There is one state constitutional amendment on the ballot in Illinois for November 3, 2020. The constitutional amendment would repeal the requirement that the state’s personal income tax is a flat rate across income. Instead, the amendment would allow for legislation to enact a graduated income tax. Contributions to the campaigns surrounding the amendment have topped $80 million.
Gov. J.B. Pritzker (D) advocated for a graduated income tax structure for Illinois during his 2018 gubernatorial campaign. One of his former staffers, Quentin Fulks, is chairing the campaign Vote Yes for Fairness to support the amendment. Through September 18, the campaign Vote Yes For Fairness, along with allied committees, had received $58.97 million. Gov. Pritzker provided the campaign with $56.5 million, or 96 percent of supporters’ total funds. Other top donors include the AARP ($664,680), Omidyar Network ($500,000), National Education Association ($350,000), and American Federation of Teachers ($250,000).
Opponents of the constitutional amendment have organized four PACs, and two of them have received funds through September 18—the Coalition to Stop the Proposed Tax Hike and the Say No to More Taxes. Between the PACs, opponents had received $21.65 million. Kenneth Griffin, CEO of the investment firm Citadel, contributed $20.00 million to the Coalition to Stop the Proposed Tax Hike. The Illinois Opportunity Project, a 501(c)(4) nonprofit organization, donated $550,000. Other top donors—who each gave $100,000—include Richard Uihlein, the Samuel Zell Revocable Trust, and MacNeil Automotive Products.
While the constitutional amendment itself would not adopt a graduated income tax, the Illinois State Legislature passed legislation to go into effect if voters approve the amendment. The legislation would change the state’s income tax from a flat rate to six graduated rates beginning on January 1, 2021. Currently, income is taxed at a flat rate of 4.95% in Illinois. Under the bill, the proposed tax rates would range from 4.75% to 7.99%.
At the election on November 3, the constitutional amendment needs to receive either (a) 60 percent of votes cast on the ballot measure itself or (b) a simple majority of all of those voting in the election. Since 1996, voters have approved 83 percent of the constitutional amendments put on the ballot by the legislature. The last amendment that was rejected would have required a three-fifths approval by the General Assembly, city councils, and school districts to increase the pension benefits of their employees.

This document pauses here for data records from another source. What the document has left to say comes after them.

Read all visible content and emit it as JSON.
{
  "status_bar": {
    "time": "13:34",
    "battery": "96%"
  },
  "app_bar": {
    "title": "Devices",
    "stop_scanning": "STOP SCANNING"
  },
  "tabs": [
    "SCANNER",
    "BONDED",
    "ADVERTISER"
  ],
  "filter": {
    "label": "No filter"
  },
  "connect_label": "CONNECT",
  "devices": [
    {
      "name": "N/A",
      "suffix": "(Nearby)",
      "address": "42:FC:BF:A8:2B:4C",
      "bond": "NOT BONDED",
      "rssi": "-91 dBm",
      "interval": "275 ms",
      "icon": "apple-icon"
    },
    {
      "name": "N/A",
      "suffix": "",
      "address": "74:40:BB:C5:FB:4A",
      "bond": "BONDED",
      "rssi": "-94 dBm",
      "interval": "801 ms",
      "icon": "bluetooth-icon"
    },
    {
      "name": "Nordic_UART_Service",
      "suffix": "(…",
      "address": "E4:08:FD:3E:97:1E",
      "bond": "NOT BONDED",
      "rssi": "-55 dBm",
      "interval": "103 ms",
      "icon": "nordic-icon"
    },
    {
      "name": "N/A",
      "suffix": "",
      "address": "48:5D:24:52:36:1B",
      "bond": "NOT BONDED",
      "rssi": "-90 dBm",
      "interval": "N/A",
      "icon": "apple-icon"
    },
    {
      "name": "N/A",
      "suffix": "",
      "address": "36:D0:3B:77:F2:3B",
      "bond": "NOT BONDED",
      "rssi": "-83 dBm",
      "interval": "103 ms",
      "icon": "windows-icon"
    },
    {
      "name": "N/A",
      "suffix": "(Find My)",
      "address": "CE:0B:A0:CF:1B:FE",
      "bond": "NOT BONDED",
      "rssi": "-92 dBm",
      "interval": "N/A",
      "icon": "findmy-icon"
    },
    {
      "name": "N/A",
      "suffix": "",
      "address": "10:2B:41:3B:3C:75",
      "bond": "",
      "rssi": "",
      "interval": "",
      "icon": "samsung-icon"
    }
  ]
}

The Illinois constitutional amendment is one of three income tax-related ballot measures in 2020. In Arizona, Proposition 208 would enact a 3.50% income tax, in addition to the existing income tax (4.50% in 2020), on income above $250,000 (single filing) or $500,000 (joint filing). Proposition 208 would distribute the revenue from the 3.50% income tax to teacher and classroom support staff salaries, retention programs, and career and technical education programs. In Colorado, Proposition 116 would decrease the state’s flat income tax rate from 4.63% to 4.55%.